If there’s one possibility that makes organizations nervous, it’s the idea of downtime. From lost sales to angry customers to an embarrassing ding in your reputation, an outage can be costly in more ways than one. No one wants to be known as unreliable. And no IT team wants to be blamed for lost revenue. We can all name major companies afflicted by outages – Amazon, Dropbox and even Facebook are just a few. As a result, organizations of all sizes often feel insecure about their ability to maintain uptime. The good news is that a strong disaster recovery plan can keep you prepared and accessible even in the face of disaster. Leveraging the agility and elasticity of the cloud, implementing a comprehensive and robust disaster recovery plan is relatively simple and undoubtedly much more cost-efficient than the revenue implications of downtime. It’s just a matter of knowing the protection level you need and configuring your cloud to ensure the continuity of your most critical services.
Typically there are three disaster recovery plans. Choosing the right one depends on your business’s Recovery Time Objective (RTO) and its tolerance level of downtime. Take a look at the practices and benefits of each to identify the optimal solution for your specific needs.
Hot/Cold: This configuration covers the basic needs for continuity in the cloud, but it involves the longest RTO. A typical Hot/Cold solution would be a single server or small number of servers located in a remote data center where file and database backups are shipped and stored on a regular basis. Yes, backups are on hand but the recovery expectation is 24 hours or more. In the event of a disaster, additional services would need to be brought online and updated, with the data from the backups imported to the new environment.
The ideal profile for Hot/Cold is generally small to medium businesses with non-critical applications. The primary criteria here is that an outage won’t have a crippling financial impact on your business – you’ll lose a day of online business, but your reputation and your bottom line will stay intact.

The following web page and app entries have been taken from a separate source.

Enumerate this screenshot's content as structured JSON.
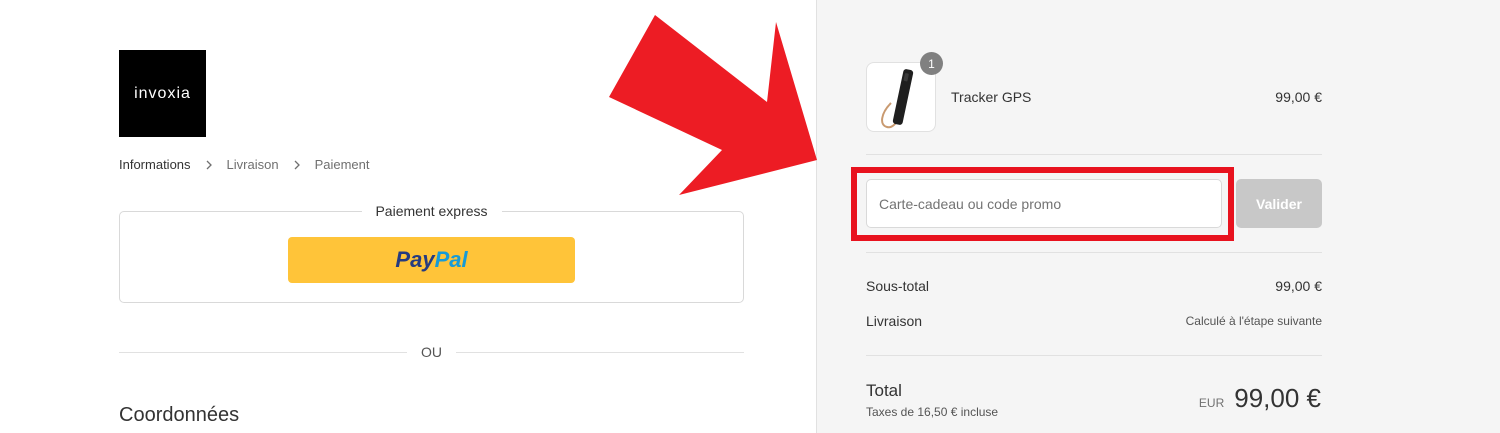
{
  "brand": {
    "logo_text": "invoxia"
  },
  "breadcrumb": {
    "items": [
      {
        "label": "Informations"
      },
      {
        "label": "Livraison"
      },
      {
        "label": "Paiement"
      }
    ]
  },
  "express": {
    "title": "Paiement express",
    "paypal": {
      "pay": "Pay",
      "pal": "Pal"
    }
  },
  "divider": {
    "text": "OU"
  },
  "contact": {
    "title": "Coordonnées"
  },
  "cart": {
    "item": {
      "name": "Tracker GPS",
      "price": "99,00 €",
      "quantity": "1",
      "icon": "gps-tracker-icon"
    }
  },
  "promo": {
    "placeholder": "Carte-cadeau ou code promo",
    "button": "Valider"
  },
  "summary": {
    "subtotal_label": "Sous-total",
    "subtotal_value": "99,00 €",
    "shipping_label": "Livraison",
    "shipping_value": "Calculé à l'étape suivante",
    "total_label": "Total",
    "tax_note": "Taxes de 16,50 € incluse",
    "currency": "EUR",
    "total_value": "99,00 €"
  },
  "colors": {
    "annotation_red": "#e8121e",
    "paypal_yellow": "#ffc439",
    "paypal_dark_blue": "#253b80",
    "paypal_light_blue": "#179bd7",
    "sidebar_bg": "#f5f5f5"
  }
}
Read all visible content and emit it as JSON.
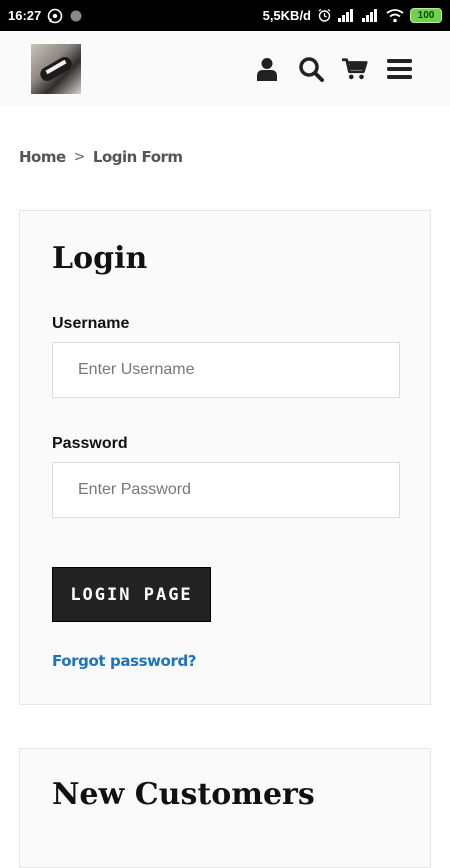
{
  "status_bar": {
    "time": "16:27",
    "network_speed": "5,5KB/d",
    "battery": "100"
  },
  "header": {
    "icons": [
      "user-icon",
      "search-icon",
      "cart-icon",
      "menu-icon"
    ]
  },
  "breadcrumb": {
    "home": "Home",
    "separator": ">",
    "current": "Login Form"
  },
  "login": {
    "title": "Login",
    "username_label": "Username",
    "username_placeholder": "Enter Username",
    "username_value": "",
    "password_label": "Password",
    "password_placeholder": "Enter Password",
    "password_value": "",
    "button_label": "LOGIN PAGE",
    "forgot_label": "Forgot password?"
  },
  "new_customers": {
    "title": "New Customers"
  },
  "colors": {
    "accent_link": "#1f73b7",
    "button_bg": "#222222",
    "battery": "#6ed34a"
  }
}
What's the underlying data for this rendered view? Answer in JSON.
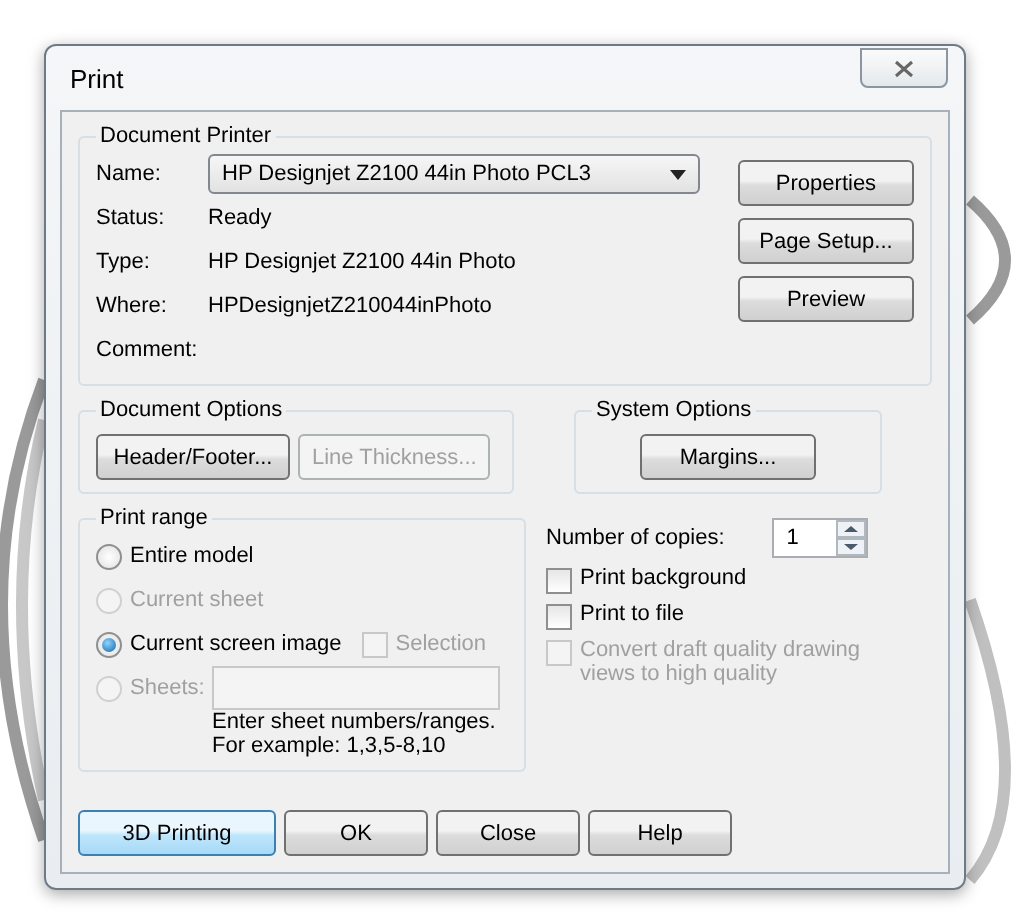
{
  "window": {
    "title": "Print"
  },
  "printer": {
    "title": "Document Printer",
    "fields": [
      {
        "kind": "dropdown",
        "label": "Name:",
        "value": "HP Designjet Z2100 44in Photo PCL3"
      },
      {
        "kind": "text",
        "label": "Status:",
        "value": "Ready"
      },
      {
        "kind": "text",
        "label": "Type:",
        "value": "HP Designjet Z2100 44in Photo"
      },
      {
        "kind": "text",
        "label": "Where:",
        "value": "HPDesignjetZ210044inPhoto"
      },
      {
        "kind": "text",
        "label": "Comment:"
      }
    ],
    "buttons": [
      {
        "label": "Properties",
        "disabled": false
      },
      {
        "label": "Page Setup...",
        "disabled": false
      },
      {
        "label": "Preview",
        "disabled": false
      }
    ]
  },
  "document_options": {
    "title": "Document Options",
    "buttons": [
      {
        "label": "Header/Footer...",
        "disabled": false
      },
      {
        "label": "Line Thickness...",
        "disabled": true
      }
    ]
  },
  "system_options": {
    "title": "System Options",
    "buttons": [
      {
        "label": "Margins...",
        "disabled": false
      }
    ]
  },
  "print_range": {
    "title": "Print range",
    "options": [
      {
        "label": "Entire model",
        "selected": false,
        "disabled": false
      },
      {
        "label": "Current sheet",
        "selected": false,
        "disabled": true
      },
      {
        "label": "Current screen image",
        "selected": true,
        "disabled": false,
        "checkbox": {
          "label": "Selection",
          "checked": false,
          "disabled": true
        }
      },
      {
        "label": "Sheets:",
        "selected": false,
        "disabled": true,
        "field": true
      }
    ],
    "hint_lines": [
      "Enter sheet numbers/ranges.",
      "For example: 1,3,5-8,10"
    ]
  },
  "copies": {
    "label": "Number of copies:",
    "value": "1"
  },
  "checkboxes": [
    {
      "label": "Print background",
      "checked": false,
      "disabled": false
    },
    {
      "label": "Print to file",
      "checked": false,
      "disabled": false
    },
    {
      "label": "Convert draft quality drawing views to high quality",
      "checked": false,
      "disabled": true
    }
  ],
  "buttons": [
    {
      "label": "3D Printing",
      "focused": true
    },
    {
      "label": "OK",
      "focused": false
    },
    {
      "label": "Close",
      "focused": false
    },
    {
      "label": "Help",
      "focused": false
    }
  ]
}
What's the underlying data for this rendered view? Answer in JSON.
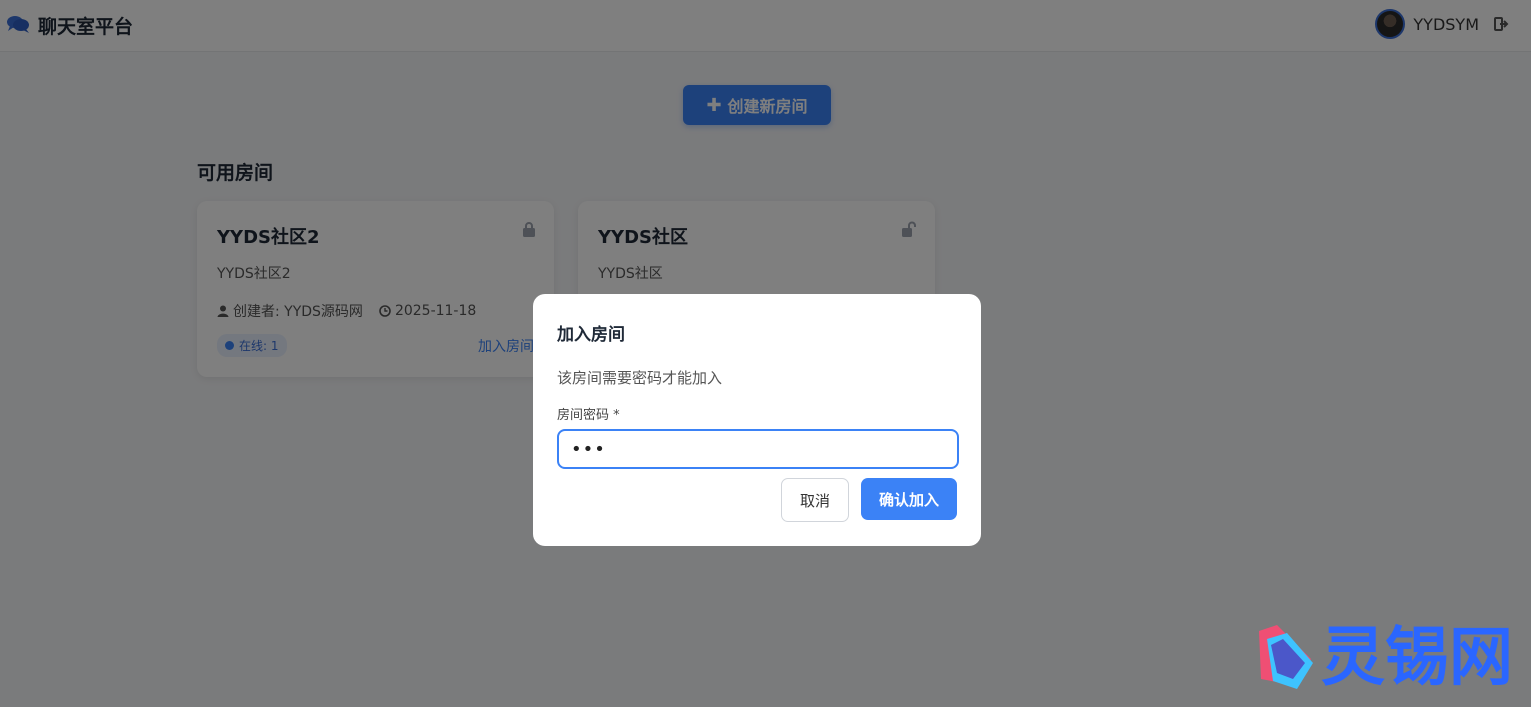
{
  "header": {
    "app_title": "聊天室平台",
    "username": "YYDSYM"
  },
  "main": {
    "create_button": "创建新房间",
    "section_title": "可用房间",
    "rooms": [
      {
        "name": "YYDS社区2",
        "description": "YYDS社区2",
        "creator": "创建者: YYDS源码网",
        "date": "2025-11-18",
        "online": "在线: 1",
        "join_label": "加入房间",
        "locked": true
      },
      {
        "name": "YYDS社区",
        "description": "YYDS社区",
        "locked": false
      }
    ]
  },
  "modal": {
    "title": "加入房间",
    "message": "该房间需要密码才能加入",
    "label": "房间密码 *",
    "password_mask": "•••",
    "cancel_label": "取消",
    "confirm_label": "确认加入"
  },
  "watermark": {
    "text": "灵锡网"
  },
  "colors": {
    "accent": "#3b82f6",
    "overlay": "rgba(0,0,0,0.5)"
  }
}
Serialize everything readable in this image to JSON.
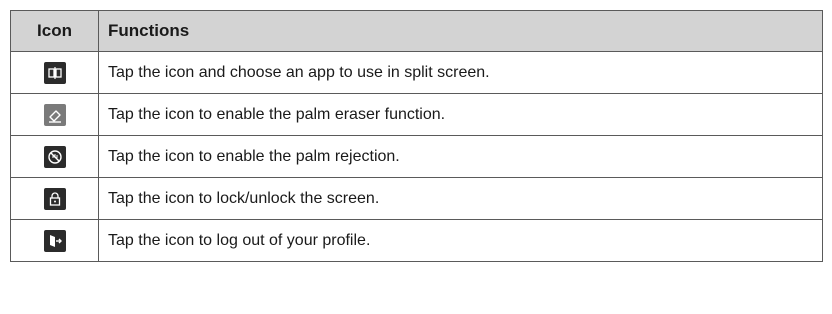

Hot/Warm: This solution provides a medium RTO, which means that a full restoration of services can range from minutes to a few hours, depending on the configuration. During this period, a baseline of limited services will remain available.
Typically a Hot/Warm environment consists of a replicated production environment in terms of server count, but with the resources scaled down to minimal levels. This mirror site is usually hosted at a remote facility with a mechanism to provide active failover, such as with DNS active/failover products. This is especially helpful when your cloud hosting provider has the ability to automatically scale resources on demand, so the server can grab additional resources as needed.
The Hot/Warm option is especially suited to companies that need to keep some services available no matter what, but can accept downtime for others.
Hot/Hot: As you might have guessed, this is the gold standard of disaster prevention. It provides maximum failure resiliency and allows for additional benefits such as higher capacity, Geographical-Load balancing and fault tolerance. A typical infrastructure would include two or more production environments located in isolated data centers, with full data replication from files to databases.
Whether it’s keeping medical data available or financial transactions accessible to customers, this option is a necessity for organizations that can’t afford any downtime at all. It ensures that even in the event of a natural disaster, malicious attack or internal crisis, your site will stay up and available – keeping your customers satisfied and your reputation spotless.
Intelligent disaster prevention is about preparation: taking the right actions now to avoid costly measures later. If recent years have taught us anything, it’s that a catastrophe can happen to any organization. By acting on the criteria above, you can put a smart plan in place now that’s accessible from both a budget and implementation standpoint – and in doing so, safeguard your environment, your revenue and your brand.